» **Task material**
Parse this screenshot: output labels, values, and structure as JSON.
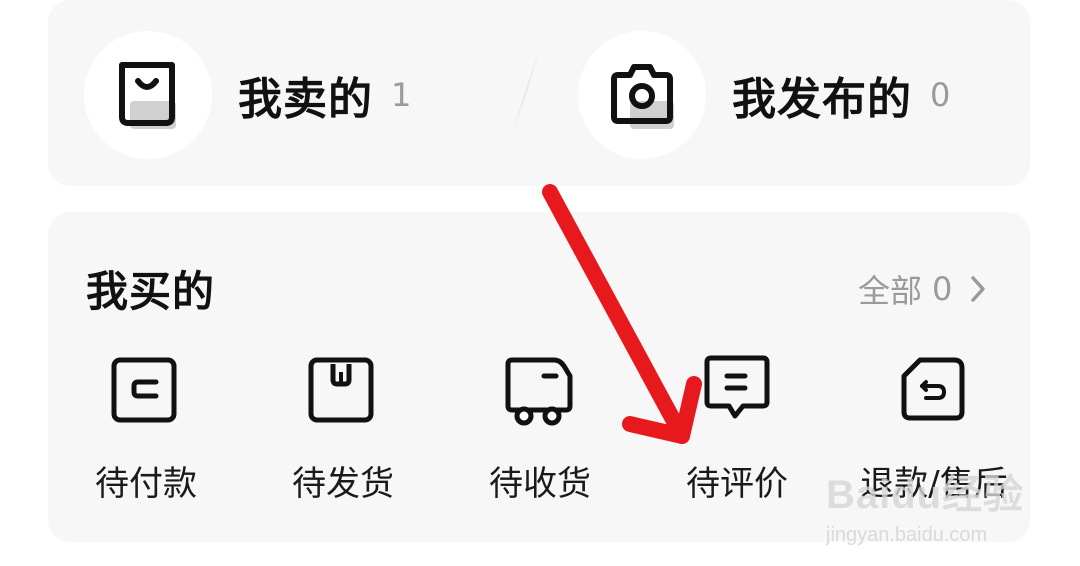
{
  "seller": {
    "sold": {
      "label": "我卖的",
      "count": "1",
      "icon": "shopping-bag-icon"
    },
    "published": {
      "label": "我发布的",
      "count": "0",
      "icon": "camera-icon"
    }
  },
  "bought": {
    "title": "我买的",
    "all_label": "全部",
    "all_count": "0",
    "items": [
      {
        "label": "待付款",
        "icon": "wallet-icon"
      },
      {
        "label": "待发货",
        "icon": "package-icon"
      },
      {
        "label": "待收货",
        "icon": "delivery-truck-icon"
      },
      {
        "label": "待评价",
        "icon": "comment-icon"
      },
      {
        "label": "退款/售后",
        "icon": "return-icon"
      }
    ]
  },
  "annotation": {
    "arrow_color": "#e8191d"
  },
  "watermark": {
    "main": "Baidu经验",
    "url": "jingyan.baidu.com"
  }
}
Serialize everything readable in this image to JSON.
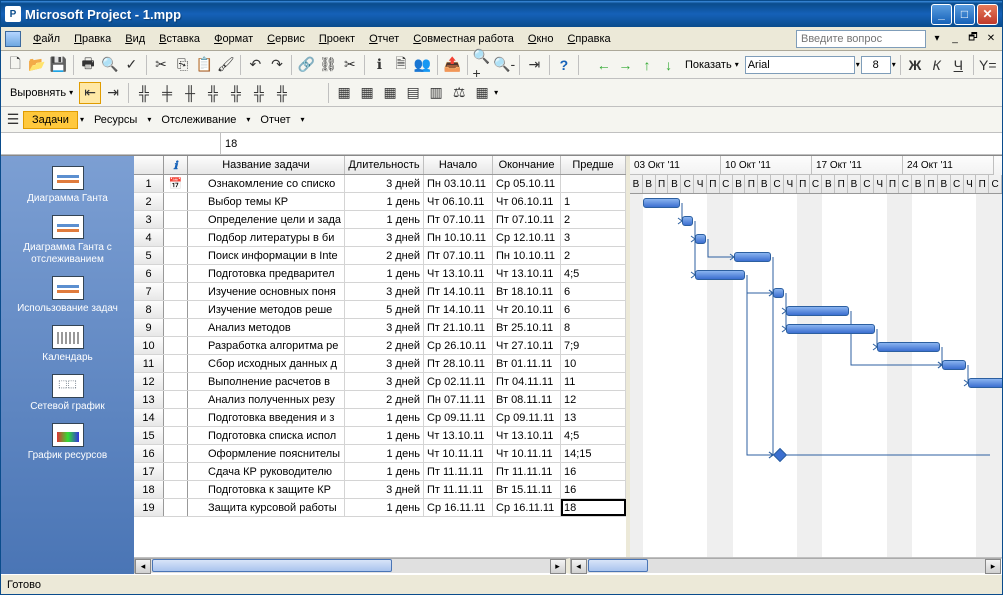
{
  "title": "Microsoft Project - 1.mpp",
  "menu": [
    "Файл",
    "Правка",
    "Вид",
    "Вставка",
    "Формат",
    "Сервис",
    "Проект",
    "Отчет",
    "Совместная работа",
    "Окно",
    "Справка"
  ],
  "ask_placeholder": "Введите вопрос",
  "toolbar_show": "Показать",
  "font_name": "Arial",
  "font_size": "8",
  "align_label": "Выровнять",
  "viewbar": {
    "tasks": "Задачи",
    "resources": "Ресурсы",
    "tracking": "Отслеживание",
    "report": "Отчет"
  },
  "formula_value": "18",
  "sidebar": [
    {
      "label": "Диаграмма Ганта",
      "icon": "gantt"
    },
    {
      "label": "Диаграмма Ганта с отслеживанием",
      "icon": "gantt"
    },
    {
      "label": "Использование задач",
      "icon": "gantt"
    },
    {
      "label": "Календарь",
      "icon": "cal"
    },
    {
      "label": "Сетевой график",
      "icon": "net"
    },
    {
      "label": "График ресурсов",
      "icon": "res"
    }
  ],
  "columns": {
    "info": "ℹ",
    "name": "Название задачи",
    "dur": "Длительность",
    "start": "Начало",
    "end": "Окончание",
    "pred": "Предше"
  },
  "weeks": [
    "03 Окт '11",
    "10 Окт '11",
    "17 Окт '11",
    "24 Окт '11"
  ],
  "daylabels": [
    "В",
    "П",
    "В",
    "С",
    "Ч",
    "П",
    "С"
  ],
  "tasks": [
    {
      "n": 1,
      "name": "Ознакомление со списко",
      "dur": "3 дней",
      "start": "Пн 03.10.11",
      "end": "Ср 05.10.11",
      "pred": "",
      "cal": 1,
      "bs": 2,
      "bl": 3
    },
    {
      "n": 2,
      "name": "Выбор темы КР",
      "dur": "1 день",
      "start": "Чт 06.10.11",
      "end": "Чт 06.10.11",
      "pred": "1",
      "bs": 5,
      "bl": 1
    },
    {
      "n": 3,
      "name": "Определение цели и зада",
      "dur": "1 день",
      "start": "Пт 07.10.11",
      "end": "Пт 07.10.11",
      "pred": "2",
      "bs": 6,
      "bl": 1
    },
    {
      "n": 4,
      "name": "Подбор литературы в би",
      "dur": "3 дней",
      "start": "Пн 10.10.11",
      "end": "Ср 12.10.11",
      "pred": "3",
      "bs": 9,
      "bl": 3
    },
    {
      "n": 5,
      "name": "Поиск информации в Inte",
      "dur": "2 дней",
      "start": "Пт 07.10.11",
      "end": "Пн 10.10.11",
      "pred": "2",
      "bs": 6,
      "bl": 4
    },
    {
      "n": 6,
      "name": "Подготовка предварител",
      "dur": "1 день",
      "start": "Чт 13.10.11",
      "end": "Чт 13.10.11",
      "pred": "4;5",
      "bs": 12,
      "bl": 1
    },
    {
      "n": 7,
      "name": "Изучение основных поня",
      "dur": "3 дней",
      "start": "Пт 14.10.11",
      "end": "Вт 18.10.11",
      "pred": "6",
      "bs": 13,
      "bl": 5
    },
    {
      "n": 8,
      "name": "Изучение методов реше",
      "dur": "5 дней",
      "start": "Пт 14.10.11",
      "end": "Чт 20.10.11",
      "pred": "6",
      "bs": 13,
      "bl": 7
    },
    {
      "n": 9,
      "name": "Анализ методов",
      "dur": "3 дней",
      "start": "Пт 21.10.11",
      "end": "Вт 25.10.11",
      "pred": "8",
      "bs": 20,
      "bl": 5
    },
    {
      "n": 10,
      "name": "Разработка алгоритма ре",
      "dur": "2 дней",
      "start": "Ср 26.10.11",
      "end": "Чт 27.10.11",
      "pred": "7;9",
      "bs": 25,
      "bl": 2
    },
    {
      "n": 11,
      "name": "Сбор исходных данных д",
      "dur": "3 дней",
      "start": "Пт 28.10.11",
      "end": "Вт 01.11.11",
      "pred": "10",
      "bs": 27,
      "bl": 5
    },
    {
      "n": 12,
      "name": "Выполнение расчетов в",
      "dur": "3 дней",
      "start": "Ср 02.11.11",
      "end": "Пт 04.11.11",
      "pred": "11",
      "bs": 0,
      "bl": 0
    },
    {
      "n": 13,
      "name": "Анализ полученных резу",
      "dur": "2 дней",
      "start": "Пн 07.11.11",
      "end": "Вт 08.11.11",
      "pred": "12",
      "bs": 0,
      "bl": 0
    },
    {
      "n": 14,
      "name": "Подготовка введения и з",
      "dur": "1 день",
      "start": "Ср 09.11.11",
      "end": "Ср 09.11.11",
      "pred": "13",
      "bs": 0,
      "bl": 0
    },
    {
      "n": 15,
      "name": "Подготовка списка испол",
      "dur": "1 день",
      "start": "Чт 13.10.11",
      "end": "Чт 13.10.11",
      "pred": "4;5",
      "bs": 12,
      "bl": 1,
      "ms": 1
    },
    {
      "n": 16,
      "name": "Оформление пояснителы",
      "dur": "1 день",
      "start": "Чт 10.11.11",
      "end": "Чт 10.11.11",
      "pred": "14;15",
      "bs": 0,
      "bl": 0
    },
    {
      "n": 17,
      "name": "Сдача КР руководителю",
      "dur": "1 день",
      "start": "Пт 11.11.11",
      "end": "Пт 11.11.11",
      "pred": "16",
      "bs": 0,
      "bl": 0
    },
    {
      "n": 18,
      "name": "Подготовка к защите КР",
      "dur": "3 дней",
      "start": "Пт 11.11.11",
      "end": "Вт 15.11.11",
      "pred": "16",
      "bs": 0,
      "bl": 0
    },
    {
      "n": 19,
      "name": "Защита курсовой работы",
      "dur": "1 день",
      "start": "Ср 16.11.11",
      "end": "Ср 16.11.11",
      "pred": "18",
      "bs": 0,
      "bl": 0,
      "sel": 1
    }
  ],
  "status": "Готово"
}
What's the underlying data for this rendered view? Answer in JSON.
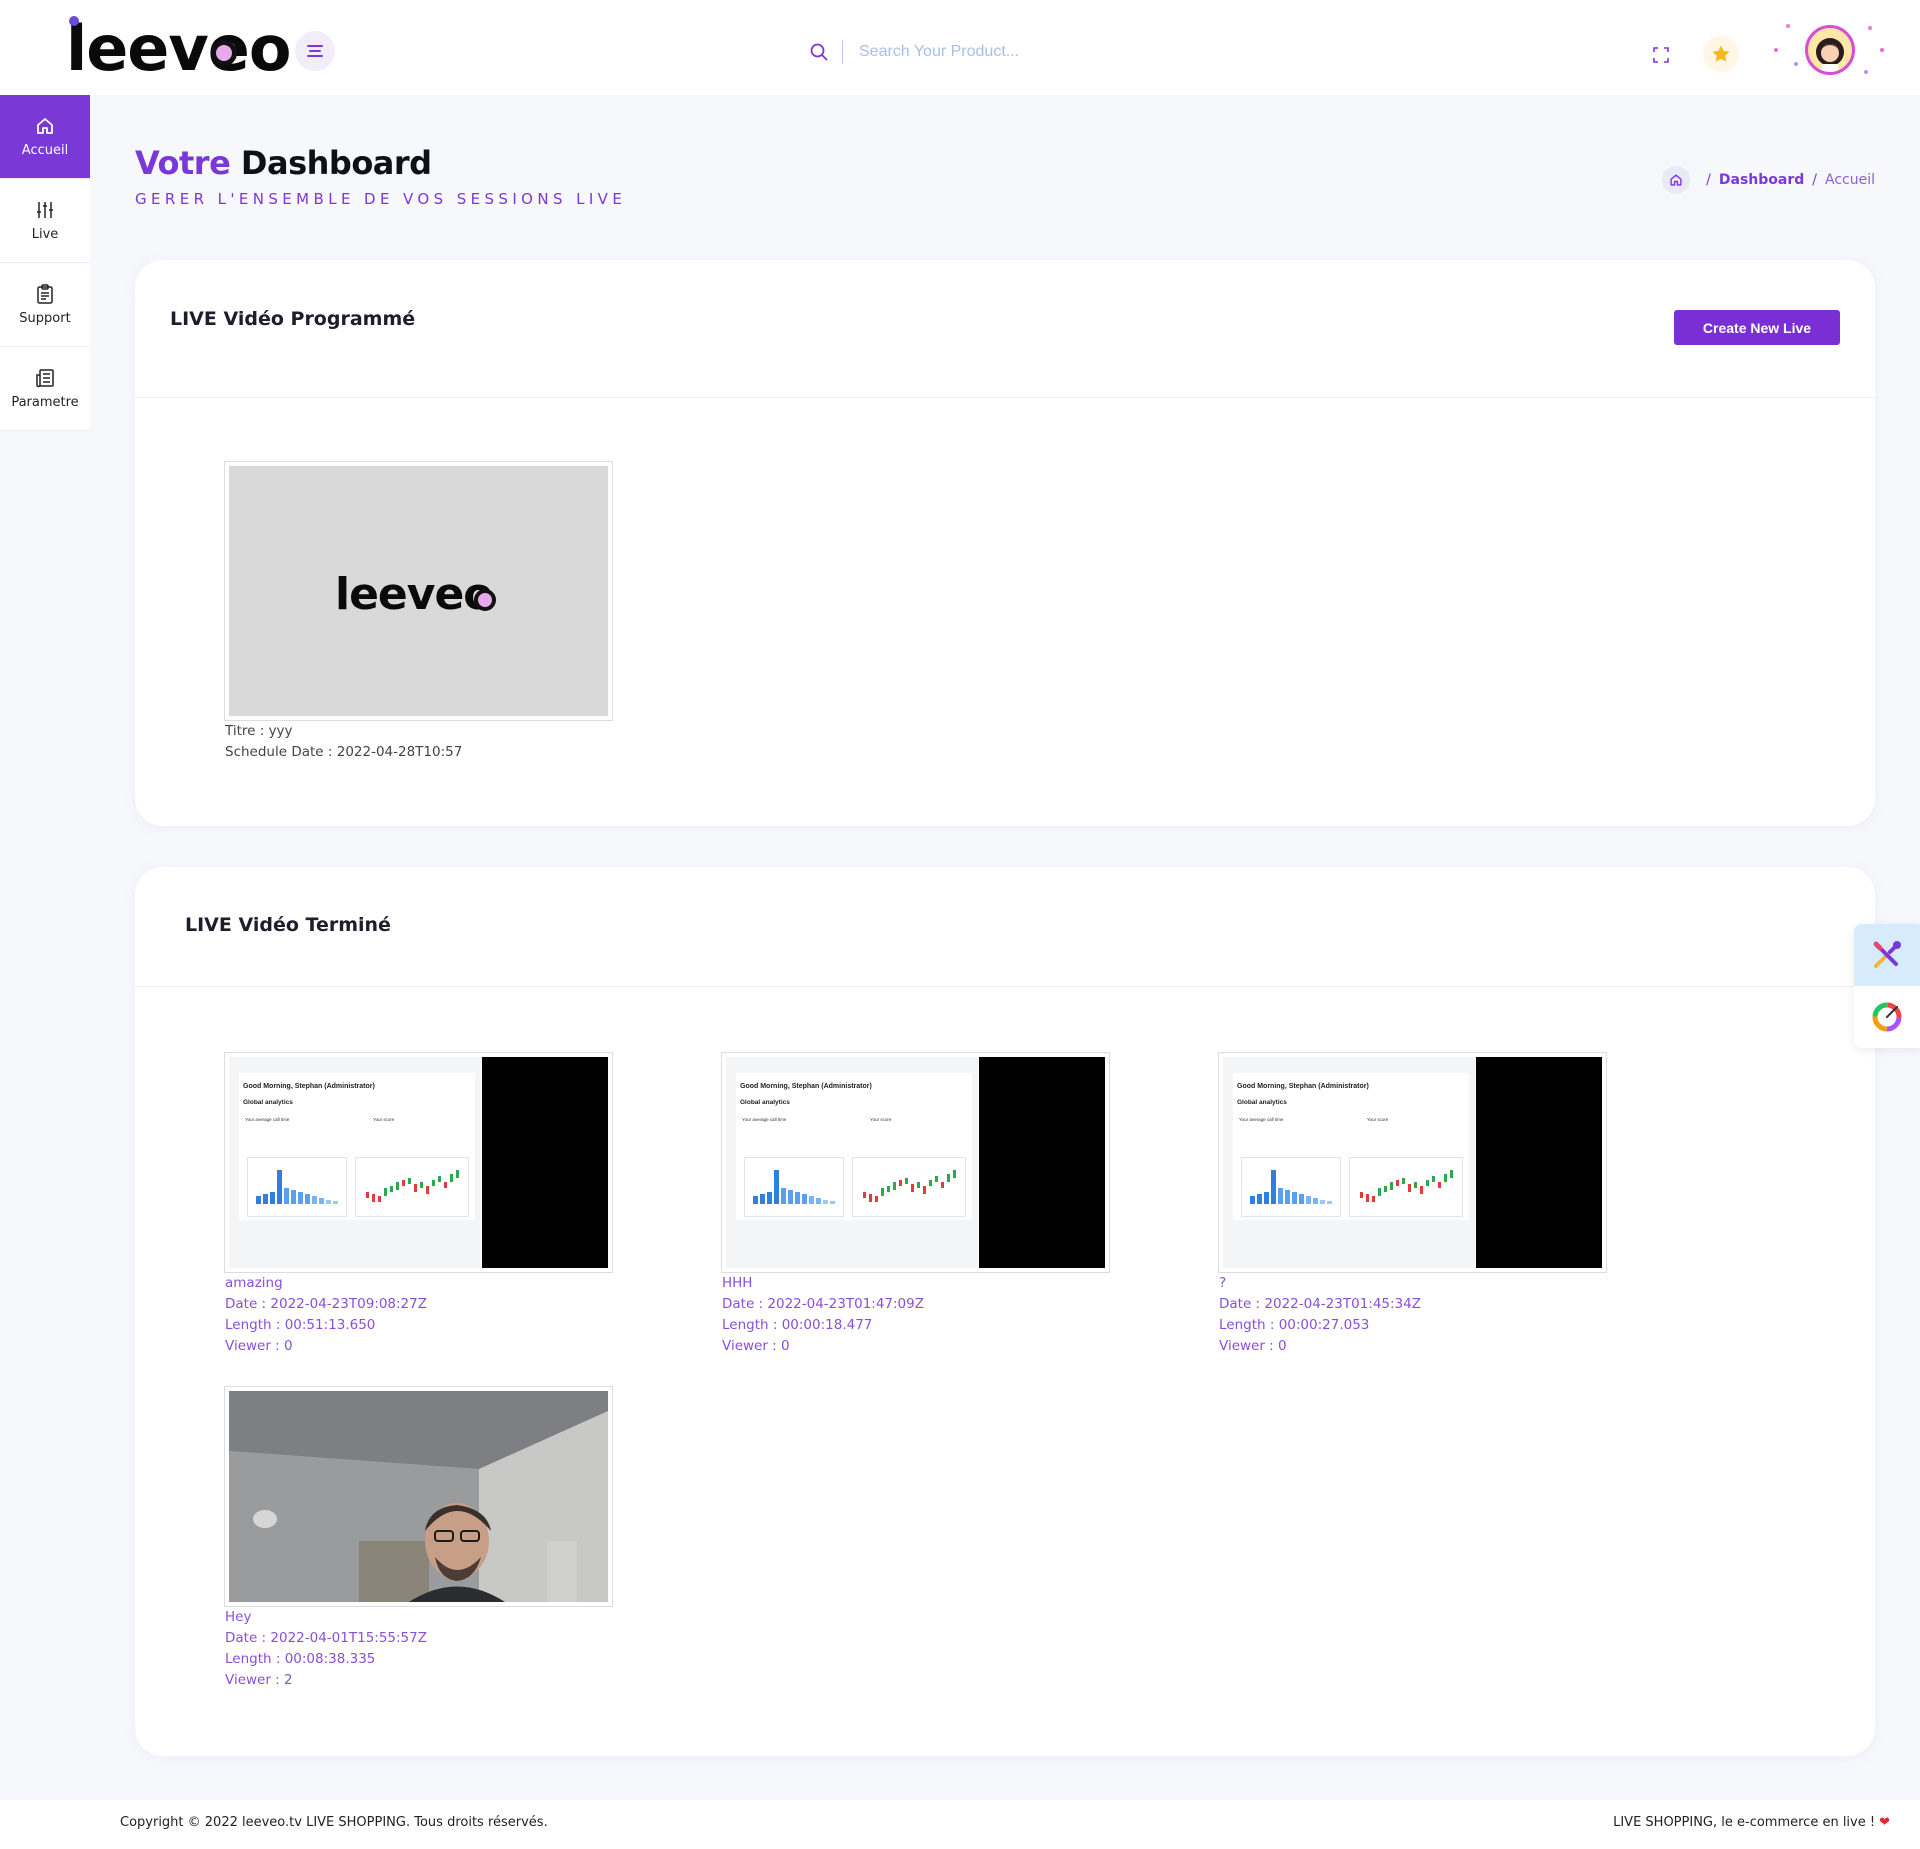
{
  "header": {
    "logo_text": "leeveo",
    "search_placeholder": "Search Your Product..."
  },
  "sidebar": {
    "items": [
      {
        "label": "Accueil",
        "icon": "home-icon",
        "active": true
      },
      {
        "label": "Live",
        "icon": "sliders-icon",
        "active": false
      },
      {
        "label": "Support",
        "icon": "clipboard-icon",
        "active": false
      },
      {
        "label": "Parametre",
        "icon": "newspaper-icon",
        "active": false
      }
    ]
  },
  "page": {
    "title_accent": "Votre",
    "title_rest": "Dashboard",
    "subtitle": "GERER L'ENSEMBLE DE VOS SESSIONS LIVE"
  },
  "breadcrumb": {
    "link": "Dashboard",
    "current": "Accueil",
    "separator": "/"
  },
  "scheduled": {
    "title": "LIVE Vidéo Programmé",
    "create_button": "Create New Live",
    "items": [
      {
        "title_line": "Titre : yyy",
        "date_line": "Schedule Date : 2022-04-28T10:57",
        "thumb_logo": "leeveo"
      }
    ]
  },
  "finished": {
    "title": "LIVE Vidéo Terminé",
    "items": [
      {
        "name": "amazing",
        "date": "Date : 2022-04-23T09:08:27Z",
        "length": "Length : 00:51:13.650",
        "viewer": "Viewer : 0"
      },
      {
        "name": "HHH",
        "date": "Date : 2022-04-23T01:47:09Z",
        "length": "Length : 00:00:18.477",
        "viewer": "Viewer : 0"
      },
      {
        "name": "?",
        "date": "Date : 2022-04-23T01:45:34Z",
        "length": "Length : 00:00:27.053",
        "viewer": "Viewer : 0"
      },
      {
        "name": "Hey",
        "date": "Date : 2022-04-01T15:55:57Z",
        "length": "Length : 00:08:38.335",
        "viewer": "Viewer : 2"
      }
    ],
    "dash_thumb": {
      "greeting": "Good Morning,  Stephan (Administrator)",
      "section": "Global analytics",
      "label_left": "Your average call time",
      "label_right": "Your score"
    }
  },
  "footer": {
    "copyright": "Copyright © 2022 leeveo.tv LIVE SHOPPING. Tous droits réservés.",
    "tagline": "LIVE SHOPPING, le e-commerce en live !",
    "heart": "❤"
  },
  "colors": {
    "brand_purple": "#7a38d6",
    "button_purple": "#7a2fd4",
    "meta_purple": "#8a4fd8",
    "heart_red": "#e02b2b"
  }
}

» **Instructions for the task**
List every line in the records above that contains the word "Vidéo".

» **Output of the task**
    "title": "LIVE Vidéo Programmé",
    "title": "LIVE Vidéo Terminé",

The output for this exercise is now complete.